Segment Start: Study material
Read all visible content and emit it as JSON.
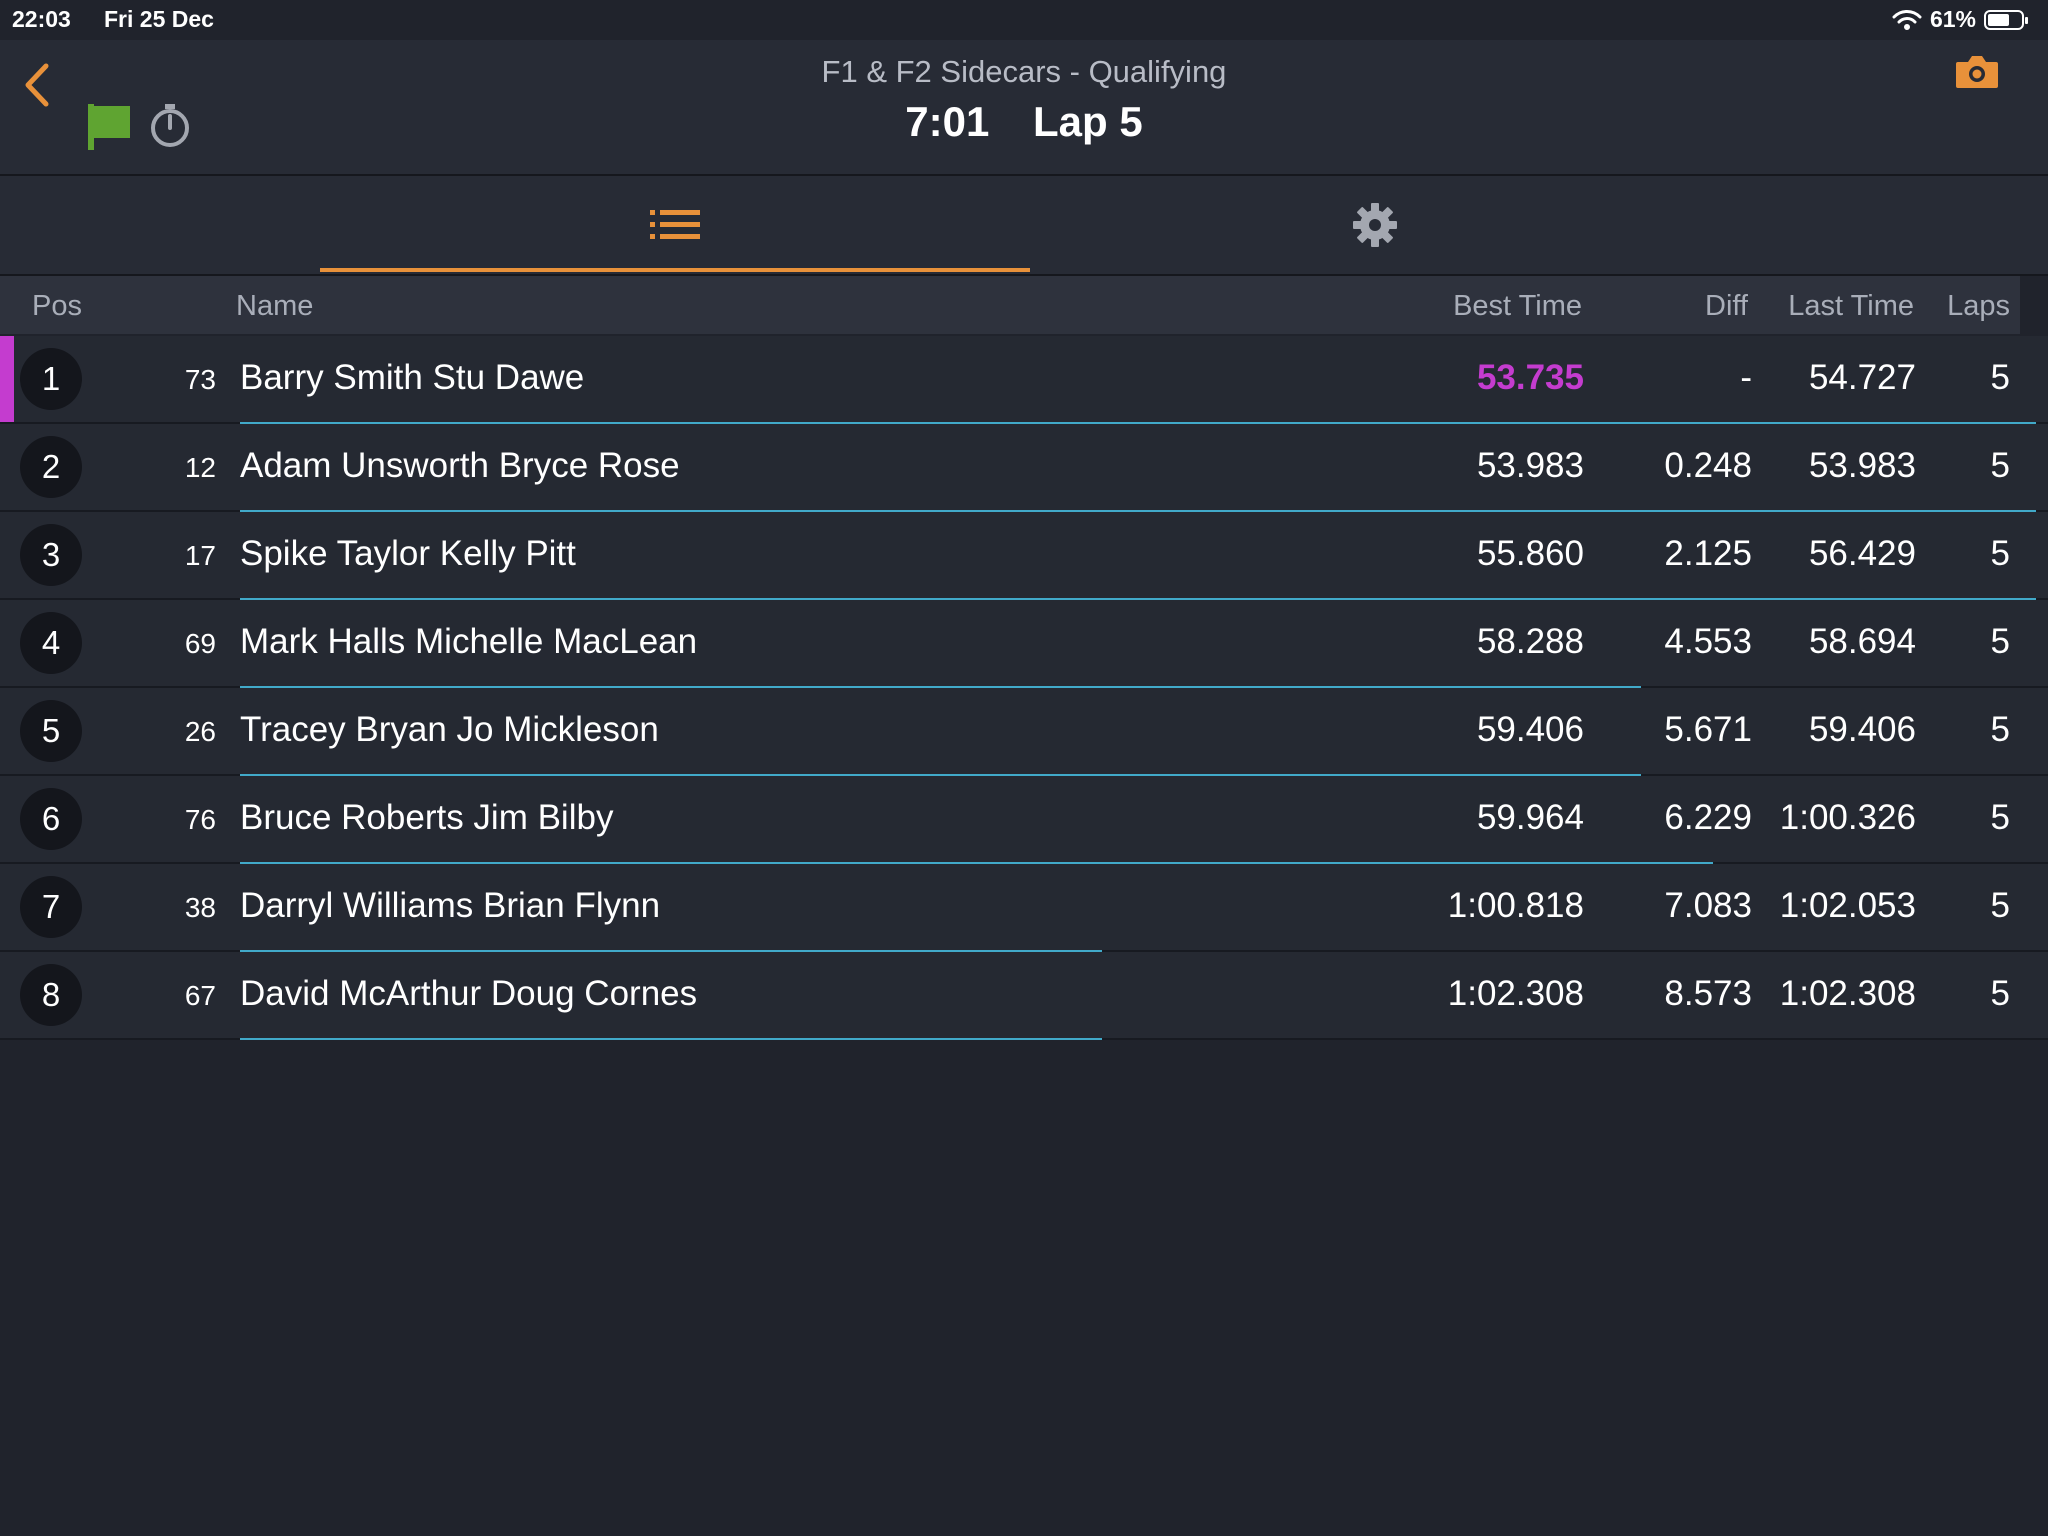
{
  "status_bar": {
    "time": "22:03",
    "date": "Fri 25 Dec",
    "battery": "61%"
  },
  "header": {
    "title": "F1 & F2 Sidecars - Qualifying",
    "clock": "7:01",
    "lap": "Lap 5",
    "icons": {
      "back": "chevron-left-icon",
      "flag": "green-flag-icon",
      "timer": "stopwatch-icon",
      "camera": "camera-icon"
    }
  },
  "tabs": [
    {
      "name": "list",
      "icon": "list-icon",
      "active": true
    },
    {
      "name": "settings",
      "icon": "gear-icon",
      "active": false
    }
  ],
  "colors": {
    "accent": "#e8913a",
    "fastest": "#c43ccf",
    "progress": "#41a9c9",
    "flag": "#5fa431",
    "background": "#20232c"
  },
  "table": {
    "columns": {
      "pos": "Pos",
      "name": "Name",
      "best": "Best Time",
      "diff": "Diff",
      "last": "Last Time",
      "laps": "Laps"
    },
    "rows": [
      {
        "pos": "1",
        "num": "73",
        "name": "Barry Smith Stu Dawe",
        "best": "53.735",
        "diff": "-",
        "last": "54.727",
        "laps": "5",
        "fastest": true,
        "progress": 1.0
      },
      {
        "pos": "2",
        "num": "12",
        "name": "Adam Unsworth Bryce Rose",
        "best": "53.983",
        "diff": "0.248",
        "last": "53.983",
        "laps": "5",
        "fastest": false,
        "progress": 1.0
      },
      {
        "pos": "3",
        "num": "17",
        "name": "Spike Taylor Kelly Pitt",
        "best": "55.860",
        "diff": "2.125",
        "last": "56.429",
        "laps": "5",
        "fastest": false,
        "progress": 1.0
      },
      {
        "pos": "4",
        "num": "69",
        "name": "Mark Halls Michelle MacLean",
        "best": "58.288",
        "diff": "4.553",
        "last": "58.694",
        "laps": "5",
        "fastest": false,
        "progress": 0.78
      },
      {
        "pos": "5",
        "num": "26",
        "name": "Tracey Bryan Jo Mickleson",
        "best": "59.406",
        "diff": "5.671",
        "last": "59.406",
        "laps": "5",
        "fastest": false,
        "progress": 0.78
      },
      {
        "pos": "6",
        "num": "76",
        "name": "Bruce Roberts Jim Bilby",
        "best": "59.964",
        "diff": "6.229",
        "last": "1:00.326",
        "laps": "5",
        "fastest": false,
        "progress": 0.82
      },
      {
        "pos": "7",
        "num": "38",
        "name": "Darryl Williams Brian Flynn",
        "best": "1:00.818",
        "diff": "7.083",
        "last": "1:02.053",
        "laps": "5",
        "fastest": false,
        "progress": 0.48
      },
      {
        "pos": "8",
        "num": "67",
        "name": "David McArthur Doug Cornes",
        "best": "1:02.308",
        "diff": "8.573",
        "last": "1:02.308",
        "laps": "5",
        "fastest": false,
        "progress": 0.48
      }
    ]
  }
}
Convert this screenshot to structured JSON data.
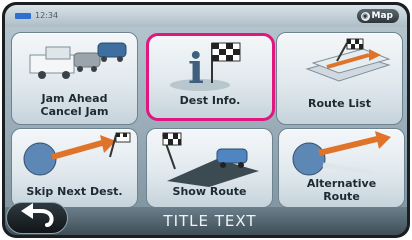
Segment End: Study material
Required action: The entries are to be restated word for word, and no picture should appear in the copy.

Your solution:
Read all visible content and emit it as JSON.
{
  "status_bar": {
    "time": "22:03",
    "date": "Fri 25 Dec",
    "battery": "61%"
  },
  "header": {
    "title": "F1 & F2 Sidecars - Qualifying",
    "clock": "7:01",
    "lap": "Lap 5",
    "icons": {
      "back": "chevron-left-icon",
      "flag": "green-flag-icon",
      "timer": "stopwatch-icon",
      "camera": "camera-icon"
    }
  },
  "tabs": [
    {
      "name": "list",
      "icon": "list-icon",
      "active": true
    },
    {
      "name": "settings",
      "icon": "gear-icon",
      "active": false
    }
  ],
  "colors": {
    "accent": "#e8913a",
    "fastest": "#c43ccf",
    "progress": "#41a9c9",
    "flag": "#5fa431",
    "background": "#20232c"
  },
  "table": {
    "columns": {
      "pos": "Pos",
      "name": "Name",
      "best": "Best Time",
      "diff": "Diff",
      "last": "Last Time",
      "laps": "Laps"
    },
    "rows": [
      {
        "pos": "1",
        "num": "73",
        "name": "Barry Smith Stu Dawe",
        "best": "53.735",
        "diff": "-",
        "last": "54.727",
        "laps": "5",
        "fastest": true,
        "progress": 1.0
      },
      {
        "pos": "2",
        "num": "12",
        "name": "Adam Unsworth Bryce Rose",
        "best": "53.983",
        "diff": "0.248",
        "last": "53.983",
        "laps": "5",
        "fastest": false,
        "progress": 1.0
      },
      {
        "pos": "3",
        "num": "17",
        "name": "Spike Taylor Kelly Pitt",
        "best": "55.860",
        "diff": "2.125",
        "last": "56.429",
        "laps": "5",
        "fastest": false,
        "progress": 1.0
      },
      {
        "pos": "4",
        "num": "69",
        "name": "Mark Halls Michelle MacLean",
        "best": "58.288",
        "diff": "4.553",
        "last": "58.694",
        "laps": "5",
        "fastest": false,
        "progress": 0.78
      },
      {
        "pos": "5",
        "num": "26",
        "name": "Tracey Bryan Jo Mickleson",
        "best": "59.406",
        "diff": "5.671",
        "last": "59.406",
        "laps": "5",
        "fastest": false,
        "progress": 0.78
      },
      {
        "pos": "6",
        "num": "76",
        "name": "Bruce Roberts Jim Bilby",
        "best": "59.964",
        "diff": "6.229",
        "last": "1:00.326",
        "laps": "5",
        "fastest": false,
        "progress": 0.82
      },
      {
        "pos": "7",
        "num": "38",
        "name": "Darryl Williams Brian Flynn",
        "best": "1:00.818",
        "diff": "7.083",
        "last": "1:02.053",
        "laps": "5",
        "fastest": false,
        "progress": 0.48
      },
      {
        "pos": "8",
        "num": "67",
        "name": "David McArthur Doug Cornes",
        "best": "1:02.308",
        "diff": "8.573",
        "last": "1:02.308",
        "laps": "5",
        "fastest": false,
        "progress": 0.48
      }
    ]
  }
}
Convert this screenshot to structured JSON data.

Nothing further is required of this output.